Sunday, June 18, 2017

The monument-rich Prambanan Plain's Sari: A vihara rather than candi?

One more ancient central Javanese sacred structure --
this one dating back to the 8th century and Buddhist :b

A view from within that gives a good idea
how thick the structures walls are!
Does the building's base look secure and sturdy to you?
Pretty much every ancient religious structure that my German friend and I checked out in Indonesia had the word candi as part of its name.  Think about it: thus far, I've devoted blog posts to Candi Pawon, Candi Mendut and Candi Sambisari.  And for the record: the Indonesians actually do refer to their country's -- and, in fact, the world's -- largest Buddhist monument as Candi Borobudur.
For some reason, until this recent Indonesian trip, I thought the word "candi" referred only to Hindu temples but in the week or so that I was in the country, I learnt that it's applied to ancient Buddhist as well Hindu stone buildings.  Actually, candi refers specifically those stone buildings used for worship, or where the ashes of cremated Hindu kings and Buddhist grandees are stored.  However, I know of -- and did visit -- at least one Javanese candi that's so called but may actually be a vihara instead.

Located not too far away from Candi Sambisari and stylistically part of the same group of ancient monuments as it (and Prambanan), that which is known as Candi Sari actually predates those structures and differs from them in being Buddhist rather than Hindu.  Situated around 200 meters from Candi Kalasan (which I saw from the road but didn't visit, because it's considered to be in poorer condition than the other ancient structures located on the volcanic and archeaologically as well as biologically rich Prambanan Plain, and less well maintained too), this 8th century structure is postulated to have been to house sleeping quarters for the monks who served at Candi Kalasan or went there on a pilgrimage.
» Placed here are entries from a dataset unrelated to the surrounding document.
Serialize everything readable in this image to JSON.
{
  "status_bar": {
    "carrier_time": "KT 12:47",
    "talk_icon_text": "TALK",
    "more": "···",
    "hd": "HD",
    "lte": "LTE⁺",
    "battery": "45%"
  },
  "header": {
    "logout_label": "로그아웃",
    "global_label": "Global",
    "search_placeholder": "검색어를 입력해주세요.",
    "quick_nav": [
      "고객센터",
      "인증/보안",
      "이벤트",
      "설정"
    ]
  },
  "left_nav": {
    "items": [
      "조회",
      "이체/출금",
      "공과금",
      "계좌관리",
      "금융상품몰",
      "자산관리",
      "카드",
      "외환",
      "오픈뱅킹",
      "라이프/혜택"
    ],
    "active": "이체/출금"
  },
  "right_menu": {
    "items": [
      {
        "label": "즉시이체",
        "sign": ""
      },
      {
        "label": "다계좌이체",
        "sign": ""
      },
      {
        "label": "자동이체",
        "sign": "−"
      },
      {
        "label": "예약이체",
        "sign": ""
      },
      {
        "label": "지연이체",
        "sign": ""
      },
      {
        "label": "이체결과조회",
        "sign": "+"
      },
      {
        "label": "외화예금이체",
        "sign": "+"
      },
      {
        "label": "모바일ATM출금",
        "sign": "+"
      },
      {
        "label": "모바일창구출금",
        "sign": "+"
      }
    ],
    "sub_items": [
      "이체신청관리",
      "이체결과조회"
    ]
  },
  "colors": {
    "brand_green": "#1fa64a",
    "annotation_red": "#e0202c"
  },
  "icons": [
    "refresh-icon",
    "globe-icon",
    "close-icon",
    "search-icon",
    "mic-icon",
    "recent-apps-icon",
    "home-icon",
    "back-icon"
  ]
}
Soaring some 17 meters high, Candi Sari was a two-storey structure but is currently missing the wooden beams that divided up the interior space and served as the base for the upper floor.  One therefore has to use one's imagination to imagine how it was in ancient times.  Still, one thing was clear when we visited: that the inside of this stone building is not only considerably darker than the outside (during the day) but also is noticeably cooler too.  

Most overwhelmingly, however, as was the case also at Candi Mendut, one had the fearful sense that this ancient structure wasn't the most stable out there -- and absolutely was not one which people would want to be in during an earthquake.  And what with central Java having had its share of tremors and major geological movements, the truth of the matter is that neither my German friend nor I were inclined to linger for long inside this more than 1,200-year-old monument that we preferred to be awed by from outside and maybe even a distance! ;)


peppylady (Dora) said...

First photo looked a little spooky to me...Coffee is on

YTSL said...

Hi peppylady --

Maybe if the weather had been more gloomy that day, I'd have felt that way. But as it was, I found Candi Sari more interesting than spooky/scary! ;)